=== Section Start ===

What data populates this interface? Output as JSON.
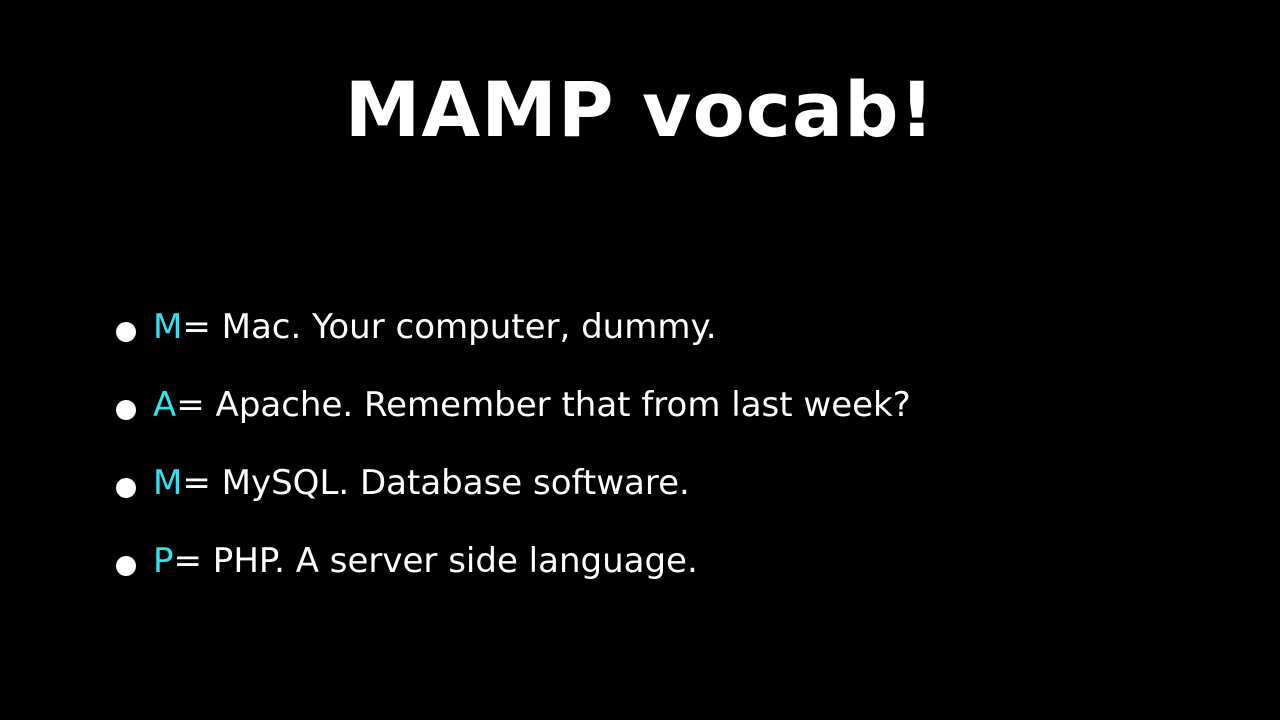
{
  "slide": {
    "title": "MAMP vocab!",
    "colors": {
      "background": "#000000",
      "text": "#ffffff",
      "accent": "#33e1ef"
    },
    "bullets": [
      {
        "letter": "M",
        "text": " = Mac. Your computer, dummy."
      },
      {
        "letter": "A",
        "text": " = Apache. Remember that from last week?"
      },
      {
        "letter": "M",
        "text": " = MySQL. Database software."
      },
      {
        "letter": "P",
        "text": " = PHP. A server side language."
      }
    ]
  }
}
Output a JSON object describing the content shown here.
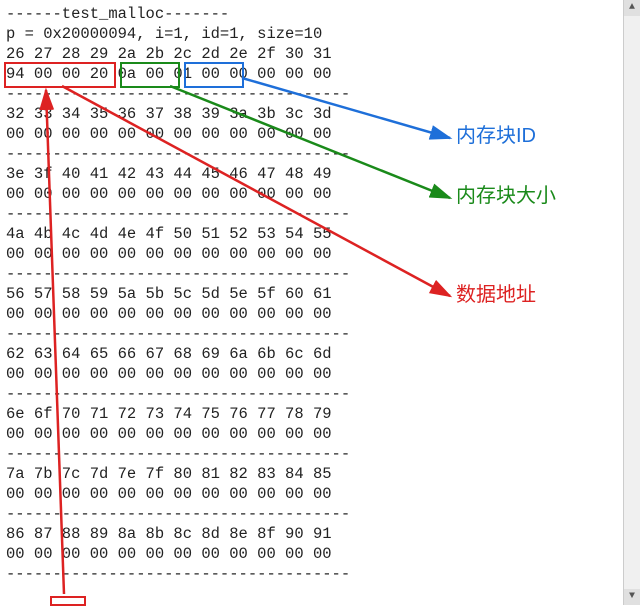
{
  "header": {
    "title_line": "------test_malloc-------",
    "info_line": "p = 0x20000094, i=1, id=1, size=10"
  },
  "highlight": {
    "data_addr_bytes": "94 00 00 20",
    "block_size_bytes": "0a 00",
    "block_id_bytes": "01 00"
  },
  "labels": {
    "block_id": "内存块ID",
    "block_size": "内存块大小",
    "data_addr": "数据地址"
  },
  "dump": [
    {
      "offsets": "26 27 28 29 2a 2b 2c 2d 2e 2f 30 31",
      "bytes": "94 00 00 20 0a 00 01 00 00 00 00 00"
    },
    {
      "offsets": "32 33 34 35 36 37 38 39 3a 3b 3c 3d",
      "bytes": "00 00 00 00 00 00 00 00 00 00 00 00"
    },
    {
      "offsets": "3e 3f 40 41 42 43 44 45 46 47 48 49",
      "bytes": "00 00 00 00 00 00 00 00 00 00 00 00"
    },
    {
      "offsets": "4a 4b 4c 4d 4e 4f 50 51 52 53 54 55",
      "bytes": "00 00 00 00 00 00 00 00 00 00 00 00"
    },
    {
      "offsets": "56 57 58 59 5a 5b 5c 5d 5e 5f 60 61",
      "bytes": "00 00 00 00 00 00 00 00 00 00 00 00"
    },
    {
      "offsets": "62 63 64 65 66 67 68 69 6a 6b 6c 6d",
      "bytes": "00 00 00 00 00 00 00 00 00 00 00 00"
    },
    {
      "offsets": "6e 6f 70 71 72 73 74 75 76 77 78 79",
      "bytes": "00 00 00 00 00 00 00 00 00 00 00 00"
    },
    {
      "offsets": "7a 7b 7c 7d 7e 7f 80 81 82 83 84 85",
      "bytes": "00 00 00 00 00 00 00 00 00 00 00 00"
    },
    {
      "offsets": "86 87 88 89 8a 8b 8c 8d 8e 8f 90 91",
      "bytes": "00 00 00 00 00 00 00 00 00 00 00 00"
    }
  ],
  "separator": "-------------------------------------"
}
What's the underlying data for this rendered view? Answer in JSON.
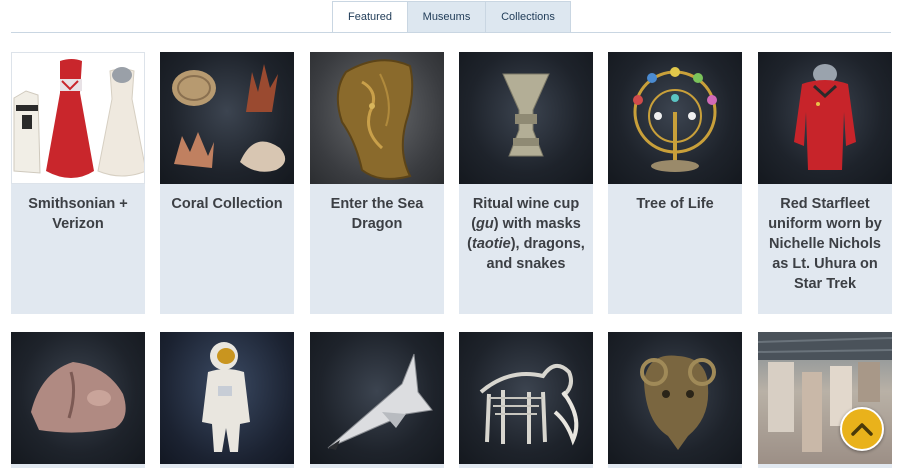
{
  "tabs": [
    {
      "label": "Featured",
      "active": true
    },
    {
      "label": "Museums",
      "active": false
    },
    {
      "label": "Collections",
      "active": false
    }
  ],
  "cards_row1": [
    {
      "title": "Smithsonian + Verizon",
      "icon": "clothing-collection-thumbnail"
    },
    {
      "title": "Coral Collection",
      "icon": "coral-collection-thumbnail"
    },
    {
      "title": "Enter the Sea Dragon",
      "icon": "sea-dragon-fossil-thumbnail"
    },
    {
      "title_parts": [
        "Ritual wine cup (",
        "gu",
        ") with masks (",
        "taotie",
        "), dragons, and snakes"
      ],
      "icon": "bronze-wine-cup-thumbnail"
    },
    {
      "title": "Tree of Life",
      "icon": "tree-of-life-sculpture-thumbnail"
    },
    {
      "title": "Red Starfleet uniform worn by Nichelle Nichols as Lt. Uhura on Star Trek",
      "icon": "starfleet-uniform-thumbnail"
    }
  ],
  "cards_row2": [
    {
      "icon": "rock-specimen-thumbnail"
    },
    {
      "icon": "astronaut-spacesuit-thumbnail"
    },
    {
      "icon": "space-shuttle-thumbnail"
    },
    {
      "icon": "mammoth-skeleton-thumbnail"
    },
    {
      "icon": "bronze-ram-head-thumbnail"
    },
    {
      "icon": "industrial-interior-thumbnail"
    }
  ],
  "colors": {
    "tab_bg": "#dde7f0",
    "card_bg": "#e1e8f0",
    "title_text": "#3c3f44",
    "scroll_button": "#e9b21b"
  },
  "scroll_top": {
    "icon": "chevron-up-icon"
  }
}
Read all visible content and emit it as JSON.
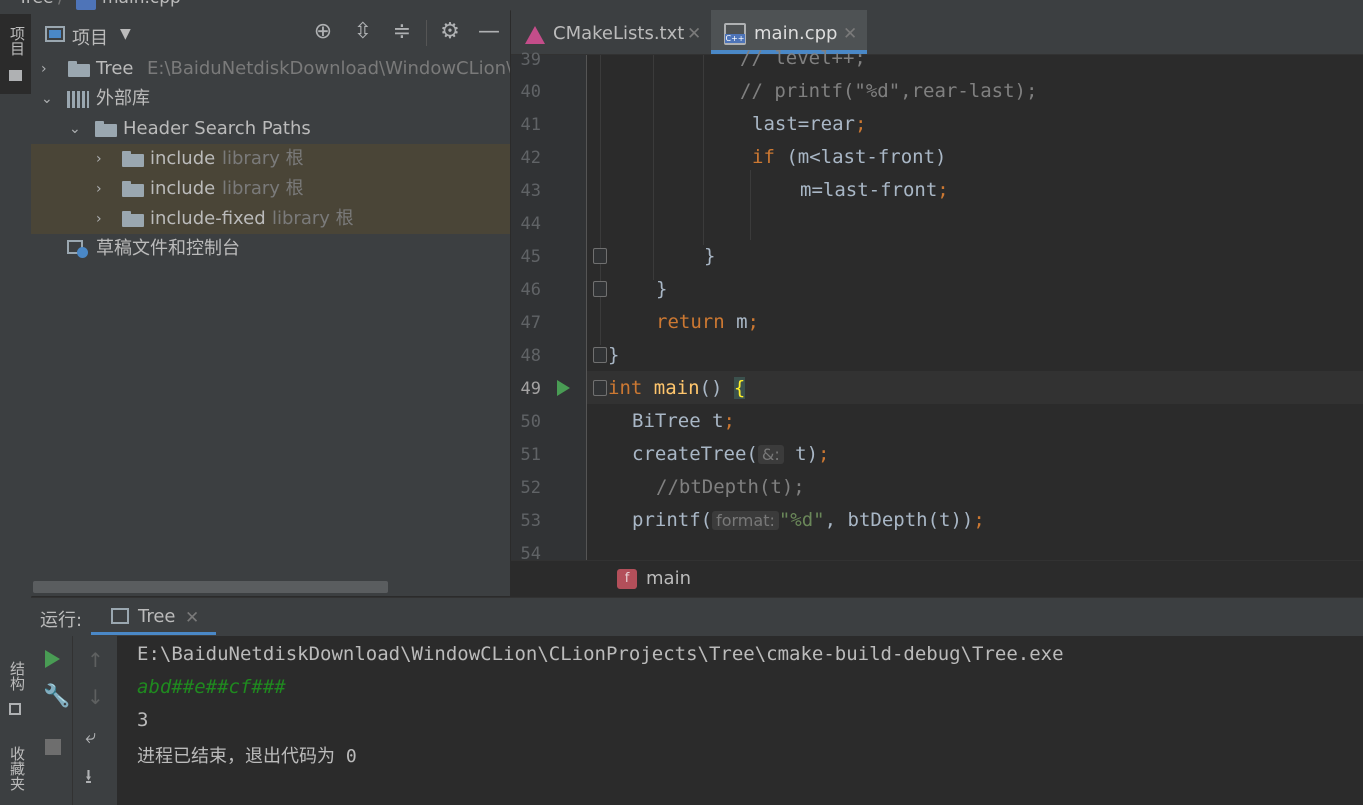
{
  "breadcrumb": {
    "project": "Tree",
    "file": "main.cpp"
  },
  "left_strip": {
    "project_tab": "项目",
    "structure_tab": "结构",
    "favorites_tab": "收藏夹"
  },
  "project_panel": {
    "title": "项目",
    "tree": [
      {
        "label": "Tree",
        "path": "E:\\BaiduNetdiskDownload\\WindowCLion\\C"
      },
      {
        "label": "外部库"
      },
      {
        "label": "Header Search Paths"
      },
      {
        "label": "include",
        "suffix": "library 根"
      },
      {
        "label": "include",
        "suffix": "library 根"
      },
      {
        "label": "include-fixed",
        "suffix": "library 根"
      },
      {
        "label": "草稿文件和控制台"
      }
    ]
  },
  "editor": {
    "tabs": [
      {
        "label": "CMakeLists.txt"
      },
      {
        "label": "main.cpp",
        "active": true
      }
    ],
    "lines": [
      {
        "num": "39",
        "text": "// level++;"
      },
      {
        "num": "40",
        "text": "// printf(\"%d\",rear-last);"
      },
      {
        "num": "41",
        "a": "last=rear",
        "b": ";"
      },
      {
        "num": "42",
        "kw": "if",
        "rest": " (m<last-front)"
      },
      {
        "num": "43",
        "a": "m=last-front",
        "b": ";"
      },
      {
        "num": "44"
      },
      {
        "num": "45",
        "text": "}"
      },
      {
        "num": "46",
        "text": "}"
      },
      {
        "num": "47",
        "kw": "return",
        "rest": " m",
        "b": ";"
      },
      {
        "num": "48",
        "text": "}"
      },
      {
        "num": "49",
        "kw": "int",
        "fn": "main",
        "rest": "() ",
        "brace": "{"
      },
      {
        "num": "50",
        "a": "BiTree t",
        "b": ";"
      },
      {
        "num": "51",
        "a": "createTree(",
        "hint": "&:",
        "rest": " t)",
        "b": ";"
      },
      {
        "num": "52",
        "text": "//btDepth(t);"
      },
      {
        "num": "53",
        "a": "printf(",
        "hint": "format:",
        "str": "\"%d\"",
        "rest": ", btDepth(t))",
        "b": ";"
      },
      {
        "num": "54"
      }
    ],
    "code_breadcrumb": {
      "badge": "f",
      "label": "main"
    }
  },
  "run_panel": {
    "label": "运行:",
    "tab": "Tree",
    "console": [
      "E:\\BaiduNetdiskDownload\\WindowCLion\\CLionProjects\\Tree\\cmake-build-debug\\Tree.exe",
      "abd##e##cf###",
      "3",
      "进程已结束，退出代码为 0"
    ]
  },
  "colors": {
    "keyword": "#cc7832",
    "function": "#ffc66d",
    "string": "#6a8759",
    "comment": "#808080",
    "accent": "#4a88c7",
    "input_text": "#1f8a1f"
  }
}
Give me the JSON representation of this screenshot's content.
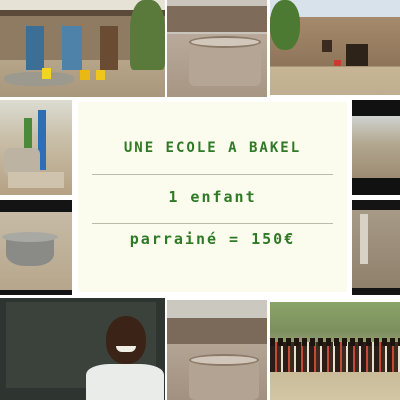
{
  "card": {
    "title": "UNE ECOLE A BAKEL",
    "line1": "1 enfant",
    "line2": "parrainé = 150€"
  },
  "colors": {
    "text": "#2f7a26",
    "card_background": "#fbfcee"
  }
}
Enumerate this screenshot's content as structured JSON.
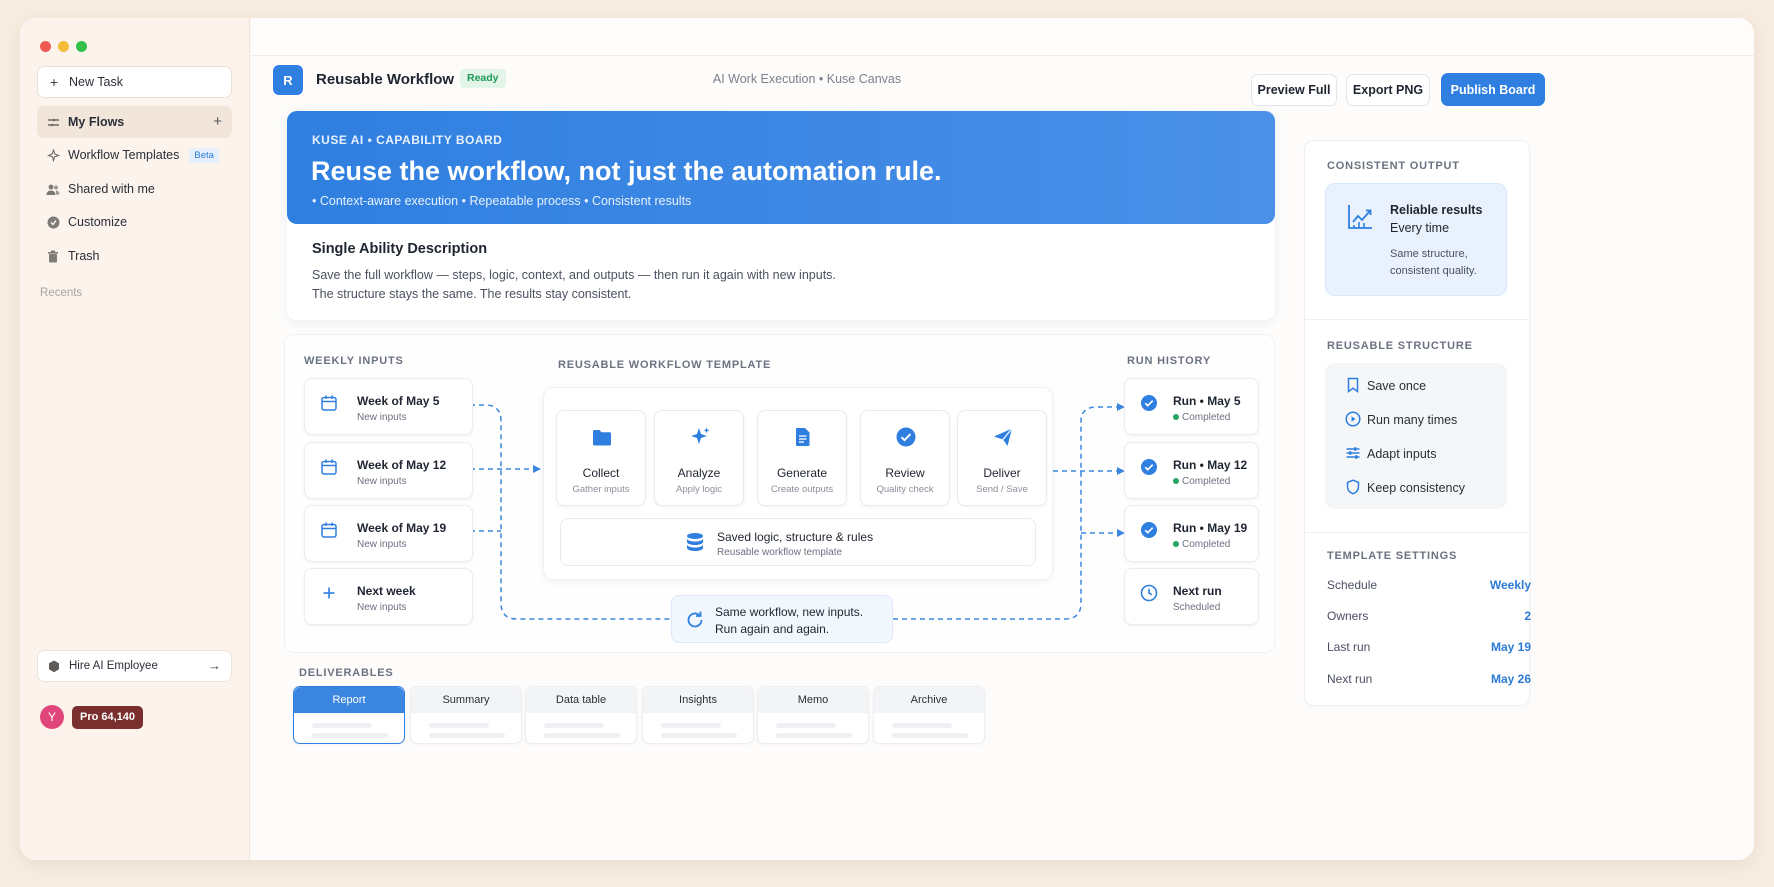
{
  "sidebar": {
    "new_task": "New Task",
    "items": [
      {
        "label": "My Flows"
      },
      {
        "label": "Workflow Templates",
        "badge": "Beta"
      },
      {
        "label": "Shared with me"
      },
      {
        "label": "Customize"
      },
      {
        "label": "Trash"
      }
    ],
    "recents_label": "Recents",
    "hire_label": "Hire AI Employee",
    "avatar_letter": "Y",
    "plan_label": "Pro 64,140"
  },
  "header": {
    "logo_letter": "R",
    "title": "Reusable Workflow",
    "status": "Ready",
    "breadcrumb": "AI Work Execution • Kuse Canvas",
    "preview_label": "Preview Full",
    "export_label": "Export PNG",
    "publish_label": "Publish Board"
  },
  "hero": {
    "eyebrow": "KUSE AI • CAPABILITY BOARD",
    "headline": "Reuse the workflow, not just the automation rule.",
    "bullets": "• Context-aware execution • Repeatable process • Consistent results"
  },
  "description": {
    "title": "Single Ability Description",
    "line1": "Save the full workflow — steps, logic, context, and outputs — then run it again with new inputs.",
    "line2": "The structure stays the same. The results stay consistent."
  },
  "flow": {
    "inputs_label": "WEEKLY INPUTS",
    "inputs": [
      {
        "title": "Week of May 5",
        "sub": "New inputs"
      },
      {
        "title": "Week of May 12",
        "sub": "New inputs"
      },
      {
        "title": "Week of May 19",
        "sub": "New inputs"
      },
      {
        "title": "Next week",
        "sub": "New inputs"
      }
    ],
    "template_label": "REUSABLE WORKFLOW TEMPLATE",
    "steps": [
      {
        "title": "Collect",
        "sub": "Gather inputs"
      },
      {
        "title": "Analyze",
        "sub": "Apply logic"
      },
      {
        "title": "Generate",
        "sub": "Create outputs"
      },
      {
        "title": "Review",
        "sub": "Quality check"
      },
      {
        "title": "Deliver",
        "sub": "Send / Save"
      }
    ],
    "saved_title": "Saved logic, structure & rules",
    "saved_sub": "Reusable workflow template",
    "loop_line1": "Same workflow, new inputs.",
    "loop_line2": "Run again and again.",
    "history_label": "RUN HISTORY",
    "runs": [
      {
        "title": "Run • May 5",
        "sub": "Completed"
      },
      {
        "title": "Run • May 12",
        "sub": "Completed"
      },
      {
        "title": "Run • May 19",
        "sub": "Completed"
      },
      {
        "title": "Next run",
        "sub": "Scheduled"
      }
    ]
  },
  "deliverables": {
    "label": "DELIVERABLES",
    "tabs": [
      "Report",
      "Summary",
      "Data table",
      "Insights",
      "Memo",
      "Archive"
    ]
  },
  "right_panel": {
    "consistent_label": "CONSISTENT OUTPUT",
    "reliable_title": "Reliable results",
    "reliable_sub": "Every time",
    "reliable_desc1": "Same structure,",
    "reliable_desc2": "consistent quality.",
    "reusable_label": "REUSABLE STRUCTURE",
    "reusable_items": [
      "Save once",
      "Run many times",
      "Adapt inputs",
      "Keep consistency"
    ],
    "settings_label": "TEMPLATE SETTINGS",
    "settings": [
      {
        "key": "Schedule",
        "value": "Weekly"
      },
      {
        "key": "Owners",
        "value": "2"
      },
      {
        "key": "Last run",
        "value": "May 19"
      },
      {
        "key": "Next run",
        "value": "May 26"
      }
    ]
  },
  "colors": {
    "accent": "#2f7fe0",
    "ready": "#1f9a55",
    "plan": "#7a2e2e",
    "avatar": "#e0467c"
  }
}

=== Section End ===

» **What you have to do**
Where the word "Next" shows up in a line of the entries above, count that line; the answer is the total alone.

» **Solved exercise**
3